| Task material |
● ● ●
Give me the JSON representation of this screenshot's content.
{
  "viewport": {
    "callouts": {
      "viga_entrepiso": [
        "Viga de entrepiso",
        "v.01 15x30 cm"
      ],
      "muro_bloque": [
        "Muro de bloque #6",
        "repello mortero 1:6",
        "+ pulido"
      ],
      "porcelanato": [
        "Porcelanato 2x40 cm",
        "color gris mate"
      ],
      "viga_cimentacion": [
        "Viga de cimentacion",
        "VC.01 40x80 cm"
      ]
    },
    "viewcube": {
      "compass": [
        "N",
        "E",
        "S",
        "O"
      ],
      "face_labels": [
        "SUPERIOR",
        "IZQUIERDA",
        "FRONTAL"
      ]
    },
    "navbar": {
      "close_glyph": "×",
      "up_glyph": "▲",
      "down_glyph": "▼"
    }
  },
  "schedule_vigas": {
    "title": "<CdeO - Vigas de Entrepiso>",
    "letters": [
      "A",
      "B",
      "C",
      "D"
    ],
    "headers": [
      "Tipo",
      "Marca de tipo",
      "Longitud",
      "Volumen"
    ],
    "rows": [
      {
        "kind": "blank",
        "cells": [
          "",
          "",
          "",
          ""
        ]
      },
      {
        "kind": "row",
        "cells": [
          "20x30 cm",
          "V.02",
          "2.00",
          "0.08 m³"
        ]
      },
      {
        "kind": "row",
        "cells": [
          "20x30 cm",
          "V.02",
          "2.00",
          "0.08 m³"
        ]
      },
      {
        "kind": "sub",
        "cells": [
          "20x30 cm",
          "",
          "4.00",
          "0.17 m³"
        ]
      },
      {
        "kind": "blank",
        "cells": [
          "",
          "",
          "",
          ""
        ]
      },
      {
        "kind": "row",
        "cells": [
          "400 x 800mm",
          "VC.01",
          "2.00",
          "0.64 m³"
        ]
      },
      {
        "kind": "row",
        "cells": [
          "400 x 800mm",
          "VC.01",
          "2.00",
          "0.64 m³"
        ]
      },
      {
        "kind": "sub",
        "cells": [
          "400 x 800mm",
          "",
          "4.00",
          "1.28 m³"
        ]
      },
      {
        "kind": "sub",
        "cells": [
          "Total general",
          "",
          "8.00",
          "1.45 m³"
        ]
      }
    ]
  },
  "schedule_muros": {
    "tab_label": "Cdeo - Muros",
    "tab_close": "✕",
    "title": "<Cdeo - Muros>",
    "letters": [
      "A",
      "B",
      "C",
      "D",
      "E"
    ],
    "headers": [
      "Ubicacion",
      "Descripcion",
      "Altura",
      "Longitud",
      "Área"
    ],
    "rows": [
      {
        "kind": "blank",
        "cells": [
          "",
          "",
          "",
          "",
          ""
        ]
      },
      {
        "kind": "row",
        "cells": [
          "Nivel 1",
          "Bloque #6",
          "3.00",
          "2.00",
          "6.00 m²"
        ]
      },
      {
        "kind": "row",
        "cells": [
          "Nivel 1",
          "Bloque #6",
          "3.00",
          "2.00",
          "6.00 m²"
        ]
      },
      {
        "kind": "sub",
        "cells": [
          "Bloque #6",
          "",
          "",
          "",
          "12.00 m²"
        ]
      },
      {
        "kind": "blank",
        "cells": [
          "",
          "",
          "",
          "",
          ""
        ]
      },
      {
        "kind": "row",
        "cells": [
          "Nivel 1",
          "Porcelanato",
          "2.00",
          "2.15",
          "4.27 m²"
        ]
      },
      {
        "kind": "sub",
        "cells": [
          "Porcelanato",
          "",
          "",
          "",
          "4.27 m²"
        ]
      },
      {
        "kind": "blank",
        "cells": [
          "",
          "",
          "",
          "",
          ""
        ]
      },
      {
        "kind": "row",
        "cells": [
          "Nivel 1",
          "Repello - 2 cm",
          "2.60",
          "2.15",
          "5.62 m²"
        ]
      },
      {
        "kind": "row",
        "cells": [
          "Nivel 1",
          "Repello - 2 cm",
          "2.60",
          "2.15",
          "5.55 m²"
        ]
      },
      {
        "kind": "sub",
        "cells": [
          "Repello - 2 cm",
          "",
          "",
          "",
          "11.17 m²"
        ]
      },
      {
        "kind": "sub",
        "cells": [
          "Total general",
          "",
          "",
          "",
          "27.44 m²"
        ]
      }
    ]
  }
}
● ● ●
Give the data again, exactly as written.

Give me the JSON representation of this screenshot's content.
{
  "viewport": {
    "callouts": {
      "viga_entrepiso": [
        "Viga de entrepiso",
        "v.01 15x30 cm"
      ],
      "muro_bloque": [
        "Muro de bloque #6",
        "repello mortero 1:6",
        "+ pulido"
      ],
      "porcelanato": [
        "Porcelanato 2x40 cm",
        "color gris mate"
      ],
      "viga_cimentacion": [
        "Viga de cimentacion",
        "VC.01 40x80 cm"
      ]
    },
    "viewcube": {
      "compass": [
        "N",
        "E",
        "S",
        "O"
      ],
      "face_labels": [
        "SUPERIOR",
        "IZQUIERDA",
        "FRONTAL"
      ]
    },
    "navbar": {
      "close_glyph": "×",
      "up_glyph": "▲",
      "down_glyph": "▼"
    }
  },
  "schedule_vigas": {
    "title": "<CdeO - Vigas de Entrepiso>",
    "letters": [
      "A",
      "B",
      "C",
      "D"
    ],
    "headers": [
      "Tipo",
      "Marca de tipo",
      "Longitud",
      "Volumen"
    ],
    "rows": [
      {
        "kind": "blank",
        "cells": [
          "",
          "",
          "",
          ""
        ]
      },
      {
        "kind": "row",
        "cells": [
          "20x30 cm",
          "V.02",
          "2.00",
          "0.08 m³"
        ]
      },
      {
        "kind": "row",
        "cells": [
          "20x30 cm",
          "V.02",
          "2.00",
          "0.08 m³"
        ]
      },
      {
        "kind": "sub",
        "cells": [
          "20x30 cm",
          "",
          "4.00",
          "0.17 m³"
        ]
      },
      {
        "kind": "blank",
        "cells": [
          "",
          "",
          "",
          ""
        ]
      },
      {
        "kind": "row",
        "cells": [
          "400 x 800mm",
          "VC.01",
          "2.00",
          "0.64 m³"
        ]
      },
      {
        "kind": "row",
        "cells": [
          "400 x 800mm",
          "VC.01",
          "2.00",
          "0.64 m³"
        ]
      },
      {
        "kind": "sub",
        "cells": [
          "400 x 800mm",
          "",
          "4.00",
          "1.28 m³"
        ]
      },
      {
        "kind": "sub",
        "cells": [
          "Total general",
          "",
          "8.00",
          "1.45 m³"
        ]
      }
    ]
  },
  "schedule_muros": {
    "tab_label": "Cdeo - Muros",
    "tab_close": "✕",
    "title": "<Cdeo - Muros>",
    "letters": [
      "A",
      "B",
      "C",
      "D",
      "E"
    ],
    "headers": [
      "Ubicacion",
      "Descripcion",
      "Altura",
      "Longitud",
      "Área"
    ],
    "rows": [
      {
        "kind": "blank",
        "cells": [
          "",
          "",
          "",
          "",
          ""
        ]
      },
      {
        "kind": "row",
        "cells": [
          "Nivel 1",
          "Bloque #6",
          "3.00",
          "2.00",
          "6.00 m²"
        ]
      },
      {
        "kind": "row",
        "cells": [
          "Nivel 1",
          "Bloque #6",
          "3.00",
          "2.00",
          "6.00 m²"
        ]
      },
      {
        "kind": "sub",
        "cells": [
          "Bloque #6",
          "",
          "",
          "",
          "12.00 m²"
        ]
      },
      {
        "kind": "blank",
        "cells": [
          "",
          "",
          "",
          "",
          ""
        ]
      },
      {
        "kind": "row",
        "cells": [
          "Nivel 1",
          "Porcelanato",
          "2.00",
          "2.15",
          "4.27 m²"
        ]
      },
      {
        "kind": "sub",
        "cells": [
          "Porcelanato",
          "",
          "",
          "",
          "4.27 m²"
        ]
      },
      {
        "kind": "blank",
        "cells": [
          "",
          "",
          "",
          "",
          ""
        ]
      },
      {
        "kind": "row",
        "cells": [
          "Nivel 1",
          "Repello - 2 cm",
          "2.60",
          "2.15",
          "5.62 m²"
        ]
      },
      {
        "kind": "row",
        "cells": [
          "Nivel 1",
          "Repello - 2 cm",
          "2.60",
          "2.15",
          "5.55 m²"
        ]
      },
      {
        "kind": "sub",
        "cells": [
          "Repello - 2 cm",
          "",
          "",
          "",
          "11.17 m²"
        ]
      },
      {
        "kind": "sub",
        "cells": [
          "Total general",
          "",
          "",
          "",
          "27.44 m²"
        ]
      }
    ]
  }
}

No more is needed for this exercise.